> Items from an interface collection

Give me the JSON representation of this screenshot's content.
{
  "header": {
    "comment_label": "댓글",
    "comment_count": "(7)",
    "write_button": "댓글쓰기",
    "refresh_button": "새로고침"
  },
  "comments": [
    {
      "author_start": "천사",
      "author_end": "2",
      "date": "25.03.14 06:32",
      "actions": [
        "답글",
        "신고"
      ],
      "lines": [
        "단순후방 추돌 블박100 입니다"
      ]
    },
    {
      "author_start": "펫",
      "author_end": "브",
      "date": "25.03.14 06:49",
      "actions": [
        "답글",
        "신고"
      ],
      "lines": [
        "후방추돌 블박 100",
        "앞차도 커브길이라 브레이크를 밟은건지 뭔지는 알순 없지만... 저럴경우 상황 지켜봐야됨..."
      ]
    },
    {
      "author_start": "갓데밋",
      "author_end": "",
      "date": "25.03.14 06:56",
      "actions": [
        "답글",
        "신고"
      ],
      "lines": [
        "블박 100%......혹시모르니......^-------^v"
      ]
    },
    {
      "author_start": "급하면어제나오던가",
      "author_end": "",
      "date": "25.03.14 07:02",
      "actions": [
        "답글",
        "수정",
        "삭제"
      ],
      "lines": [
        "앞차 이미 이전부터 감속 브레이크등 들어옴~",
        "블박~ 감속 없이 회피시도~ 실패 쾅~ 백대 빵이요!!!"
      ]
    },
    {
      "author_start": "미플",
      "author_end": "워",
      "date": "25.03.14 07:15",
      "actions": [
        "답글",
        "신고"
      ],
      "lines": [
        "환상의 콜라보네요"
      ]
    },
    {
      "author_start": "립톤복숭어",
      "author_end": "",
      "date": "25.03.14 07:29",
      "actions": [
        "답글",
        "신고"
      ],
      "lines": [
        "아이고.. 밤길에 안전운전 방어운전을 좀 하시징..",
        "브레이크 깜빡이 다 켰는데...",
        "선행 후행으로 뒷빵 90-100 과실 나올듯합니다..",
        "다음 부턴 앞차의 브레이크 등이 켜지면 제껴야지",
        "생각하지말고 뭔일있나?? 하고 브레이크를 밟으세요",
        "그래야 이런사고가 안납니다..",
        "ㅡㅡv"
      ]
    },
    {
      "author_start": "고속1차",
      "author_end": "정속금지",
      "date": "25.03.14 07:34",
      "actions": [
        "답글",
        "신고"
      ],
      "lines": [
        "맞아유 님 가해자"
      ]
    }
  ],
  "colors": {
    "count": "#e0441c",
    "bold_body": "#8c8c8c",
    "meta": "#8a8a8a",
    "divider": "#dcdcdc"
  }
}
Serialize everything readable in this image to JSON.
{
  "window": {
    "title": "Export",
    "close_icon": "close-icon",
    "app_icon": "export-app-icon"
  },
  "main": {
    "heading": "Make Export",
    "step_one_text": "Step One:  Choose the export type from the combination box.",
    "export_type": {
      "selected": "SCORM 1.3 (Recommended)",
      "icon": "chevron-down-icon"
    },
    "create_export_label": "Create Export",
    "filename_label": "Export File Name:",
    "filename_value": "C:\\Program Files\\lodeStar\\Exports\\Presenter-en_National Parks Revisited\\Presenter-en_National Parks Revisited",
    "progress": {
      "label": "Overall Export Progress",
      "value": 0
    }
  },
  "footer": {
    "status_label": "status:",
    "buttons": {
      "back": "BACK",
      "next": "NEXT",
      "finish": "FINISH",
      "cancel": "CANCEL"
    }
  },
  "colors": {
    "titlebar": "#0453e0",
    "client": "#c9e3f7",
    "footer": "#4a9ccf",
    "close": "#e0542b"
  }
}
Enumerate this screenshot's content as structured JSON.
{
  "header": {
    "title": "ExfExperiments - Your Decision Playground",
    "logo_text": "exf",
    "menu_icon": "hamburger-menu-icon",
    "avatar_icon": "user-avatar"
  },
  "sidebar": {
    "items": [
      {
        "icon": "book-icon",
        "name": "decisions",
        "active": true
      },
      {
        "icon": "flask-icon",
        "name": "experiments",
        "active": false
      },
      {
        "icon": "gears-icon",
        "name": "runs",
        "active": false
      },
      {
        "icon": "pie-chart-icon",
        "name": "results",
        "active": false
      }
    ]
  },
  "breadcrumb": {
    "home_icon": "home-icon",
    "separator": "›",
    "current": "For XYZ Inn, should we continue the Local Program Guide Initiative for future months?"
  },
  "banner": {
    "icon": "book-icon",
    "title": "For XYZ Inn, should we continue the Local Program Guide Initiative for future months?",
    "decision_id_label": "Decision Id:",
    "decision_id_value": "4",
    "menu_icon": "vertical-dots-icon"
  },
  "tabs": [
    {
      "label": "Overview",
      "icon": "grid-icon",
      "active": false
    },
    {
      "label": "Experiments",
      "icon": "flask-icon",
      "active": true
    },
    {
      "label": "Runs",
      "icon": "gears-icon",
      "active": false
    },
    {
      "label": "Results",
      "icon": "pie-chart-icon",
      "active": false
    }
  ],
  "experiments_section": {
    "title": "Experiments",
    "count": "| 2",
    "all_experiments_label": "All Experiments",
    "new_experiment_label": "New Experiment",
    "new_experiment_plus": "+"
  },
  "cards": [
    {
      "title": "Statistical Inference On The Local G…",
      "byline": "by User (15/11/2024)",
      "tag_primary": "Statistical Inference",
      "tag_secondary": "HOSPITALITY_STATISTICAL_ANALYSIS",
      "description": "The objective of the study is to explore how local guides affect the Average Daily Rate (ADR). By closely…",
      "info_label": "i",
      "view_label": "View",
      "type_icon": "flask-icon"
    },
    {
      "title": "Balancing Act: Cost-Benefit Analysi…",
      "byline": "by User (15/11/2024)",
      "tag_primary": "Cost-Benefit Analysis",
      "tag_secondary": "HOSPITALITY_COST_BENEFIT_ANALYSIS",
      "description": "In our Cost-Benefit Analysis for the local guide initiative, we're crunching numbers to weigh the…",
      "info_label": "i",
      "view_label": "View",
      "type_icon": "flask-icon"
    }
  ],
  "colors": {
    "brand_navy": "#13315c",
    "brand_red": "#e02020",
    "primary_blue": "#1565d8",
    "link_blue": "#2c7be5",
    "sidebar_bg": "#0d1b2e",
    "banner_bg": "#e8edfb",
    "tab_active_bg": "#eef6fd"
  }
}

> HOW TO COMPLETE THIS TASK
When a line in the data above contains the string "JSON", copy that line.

> RESULT OF THIS TASK
Give me the JSON representation of this screenshot's content.
Serialize everything readable in this image to JSON.
Enumerate this screenshot's content as structured JSON.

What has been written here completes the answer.